Collaborating to invent sustainable solutions.
On Thursday, May 13, 2010 we will have the good fortune of having Eric Beckman from the University of Pittsburgh on the UO campus for a special student lecture on green product design as part of the student kick off event for the University of Oregon Green Product Design Network.
As a polymer chemist and engineer, Eric received the Presidential Green Chemistry Challenge Award in 2002 and is the co-Director of the Mascaro Sustainability Initiative at Pitt.
Eric is an engaging speaker that appeals to a broad audience. Those interested in sustainable business, green buildings, green chemistry and product design will likely enjoy his presentation. All are welcome. Please help spread the word to those that you think might be interested.
Feel free to contact Julie Haack (firstname.lastname@example.org) if you have additional questions about the presentations or if you would like an opportunity to meet with Dr. Beckman while he is on campus.
Title: Challenges for students of green chemistry & design

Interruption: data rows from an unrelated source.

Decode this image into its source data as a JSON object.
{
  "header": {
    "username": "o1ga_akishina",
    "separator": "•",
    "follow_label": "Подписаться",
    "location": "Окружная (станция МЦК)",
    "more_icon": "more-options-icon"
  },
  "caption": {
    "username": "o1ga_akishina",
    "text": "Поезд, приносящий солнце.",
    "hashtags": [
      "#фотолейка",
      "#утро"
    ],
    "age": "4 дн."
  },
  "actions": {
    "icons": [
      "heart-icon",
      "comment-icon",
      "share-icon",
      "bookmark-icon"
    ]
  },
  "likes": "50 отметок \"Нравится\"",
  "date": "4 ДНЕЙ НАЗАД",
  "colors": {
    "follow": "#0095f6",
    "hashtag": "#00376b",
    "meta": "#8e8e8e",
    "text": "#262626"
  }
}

Green design has, over the past decade, become very much a part of the toolkit for those creating the next generation of products and services. This has become the case for those of us who work at the molecular level (chemists) as well as those who operate at length scales of meters (architects). At the same time, today’s green designers face some substantial challenges if we want to continue, or even enhance, the pace at which green design advances. For example, while much attention is focused on green material design, it is often the additive package to materials (e.g., flame retardants, plasticizers, preservatives) rather than the material itself that causes environmental issues. Additives are produced, by and large, outside the US, and additive design is not considered a terribly glamorous field, meaning that progress to date has been slow. Moving to longer length scales, while improvements in new home construction have allowed for dramatic drops in energy usage, the means by which the energy load of existing homes is reduced have not changed measurably in decades, despite the fact that these existing homes (and commercial buildings) consume a sizable fraction of our nation’s electricity. This talk will present a number of pressing issues for today’s students of green design, showing how collaborations between disparate disciplines will be needed to make significant breakthroughs.